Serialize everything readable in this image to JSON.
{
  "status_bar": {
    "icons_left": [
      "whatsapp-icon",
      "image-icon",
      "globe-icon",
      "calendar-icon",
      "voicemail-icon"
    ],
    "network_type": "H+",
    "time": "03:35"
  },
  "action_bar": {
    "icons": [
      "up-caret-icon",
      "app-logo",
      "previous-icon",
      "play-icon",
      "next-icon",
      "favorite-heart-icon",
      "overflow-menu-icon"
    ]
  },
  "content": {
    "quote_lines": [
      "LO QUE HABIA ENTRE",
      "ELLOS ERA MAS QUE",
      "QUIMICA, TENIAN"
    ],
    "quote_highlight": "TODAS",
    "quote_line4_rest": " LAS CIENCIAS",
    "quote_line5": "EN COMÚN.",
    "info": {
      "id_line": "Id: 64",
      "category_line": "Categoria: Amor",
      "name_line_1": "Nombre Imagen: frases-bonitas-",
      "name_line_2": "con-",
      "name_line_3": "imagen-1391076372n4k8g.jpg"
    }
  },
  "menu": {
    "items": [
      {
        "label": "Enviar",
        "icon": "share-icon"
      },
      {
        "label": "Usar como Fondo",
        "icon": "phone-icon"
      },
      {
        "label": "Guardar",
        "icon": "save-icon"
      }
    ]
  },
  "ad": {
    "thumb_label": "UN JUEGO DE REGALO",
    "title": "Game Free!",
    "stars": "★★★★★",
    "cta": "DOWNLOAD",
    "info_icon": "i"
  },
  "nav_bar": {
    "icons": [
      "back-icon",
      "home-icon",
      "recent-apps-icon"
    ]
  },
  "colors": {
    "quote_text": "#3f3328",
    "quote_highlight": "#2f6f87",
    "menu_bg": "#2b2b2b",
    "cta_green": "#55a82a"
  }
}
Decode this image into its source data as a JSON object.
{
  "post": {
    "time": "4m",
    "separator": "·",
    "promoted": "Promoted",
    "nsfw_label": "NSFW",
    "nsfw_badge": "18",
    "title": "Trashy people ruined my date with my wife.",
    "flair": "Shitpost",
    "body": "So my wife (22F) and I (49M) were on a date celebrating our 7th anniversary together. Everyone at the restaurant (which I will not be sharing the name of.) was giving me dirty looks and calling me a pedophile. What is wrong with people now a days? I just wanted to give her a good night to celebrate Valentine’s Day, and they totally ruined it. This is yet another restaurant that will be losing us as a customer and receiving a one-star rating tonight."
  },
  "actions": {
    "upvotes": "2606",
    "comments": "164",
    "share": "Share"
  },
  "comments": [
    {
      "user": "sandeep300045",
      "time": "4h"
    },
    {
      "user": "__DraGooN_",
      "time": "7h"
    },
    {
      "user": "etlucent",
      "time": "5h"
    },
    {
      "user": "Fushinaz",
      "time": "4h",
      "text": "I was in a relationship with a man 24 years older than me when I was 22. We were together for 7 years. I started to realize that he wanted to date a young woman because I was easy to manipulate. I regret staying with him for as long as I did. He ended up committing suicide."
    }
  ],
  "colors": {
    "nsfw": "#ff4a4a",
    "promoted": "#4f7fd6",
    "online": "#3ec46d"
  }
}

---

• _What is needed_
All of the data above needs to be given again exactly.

• _Solution to this problem_
Serialize everything readable in this image to JSON.
{
  "status_bar": {
    "icons_left": [
      "whatsapp-icon",
      "image-icon",
      "globe-icon",
      "calendar-icon",
      "voicemail-icon"
    ],
    "network_type": "H+",
    "time": "03:35"
  },
  "action_bar": {
    "icons": [
      "up-caret-icon",
      "app-logo",
      "previous-icon",
      "play-icon",
      "next-icon",
      "favorite-heart-icon",
      "overflow-menu-icon"
    ]
  },
  "content": {
    "quote_lines": [
      "LO QUE HABIA ENTRE",
      "ELLOS ERA MAS QUE",
      "QUIMICA, TENIAN"
    ],
    "quote_highlight": "TODAS",
    "quote_line4_rest": " LAS CIENCIAS",
    "quote_line5": "EN COMÚN.",
    "info": {
      "id_line": "Id: 64",
      "category_line": "Categoria: Amor",
      "name_line_1": "Nombre Imagen: frases-bonitas-",
      "name_line_2": "con-",
      "name_line_3": "imagen-1391076372n4k8g.jpg"
    }
  },
  "menu": {
    "items": [
      {
        "label": "Enviar",
        "icon": "share-icon"
      },
      {
        "label": "Usar como Fondo",
        "icon": "phone-icon"
      },
      {
        "label": "Guardar",
        "icon": "save-icon"
      }
    ]
  },
  "ad": {
    "thumb_label": "UN JUEGO DE REGALO",
    "title": "Game Free!",
    "stars": "★★★★★",
    "cta": "DOWNLOAD",
    "info_icon": "i"
  },
  "nav_bar": {
    "icons": [
      "back-icon",
      "home-icon",
      "recent-apps-icon"
    ]
  },
  "colors": {
    "quote_text": "#3f3328",
    "quote_highlight": "#2f6f87",
    "menu_bg": "#2b2b2b",
    "cta_green": "#55a82a"
  }
}
Decode this image into its source data as a JSON object.
{
  "post": {
    "time": "4m",
    "separator": "·",
    "promoted": "Promoted",
    "nsfw_label": "NSFW",
    "nsfw_badge": "18",
    "title": "Trashy people ruined my date with my wife.",
    "flair": "Shitpost",
    "body": "So my wife (22F) and I (49M) were on a date celebrating our 7th anniversary together. Everyone at the restaurant (which I will not be sharing the name of.) was giving me dirty looks and calling me a pedophile. What is wrong with people now a days? I just wanted to give her a good night to celebrate Valentine’s Day, and they totally ruined it. This is yet another restaurant that will be losing us as a customer and receiving a one-star rating tonight."
  },
  "actions": {
    "upvotes": "2606",
    "comments": "164",
    "share": "Share"
  },
  "comments": [
    {
      "user": "sandeep300045",
      "time": "4h"
    },
    {
      "user": "__DraGooN_",
      "time": "7h"
    },
    {
      "user": "etlucent",
      "time": "5h"
    },
    {
      "user": "Fushinaz",
      "time": "4h",
      "text": "I was in a relationship with a man 24 years older than me when I was 22. We were together for 7 years. I started to realize that he wanted to date a young woman because I was easy to manipulate. I regret staying with him for as long as I did. He ended up committing suicide."
    }
  ],
  "colors": {
    "nsfw": "#ff4a4a",
    "promoted": "#4f7fd6",
    "online": "#3ec46d"
  }
}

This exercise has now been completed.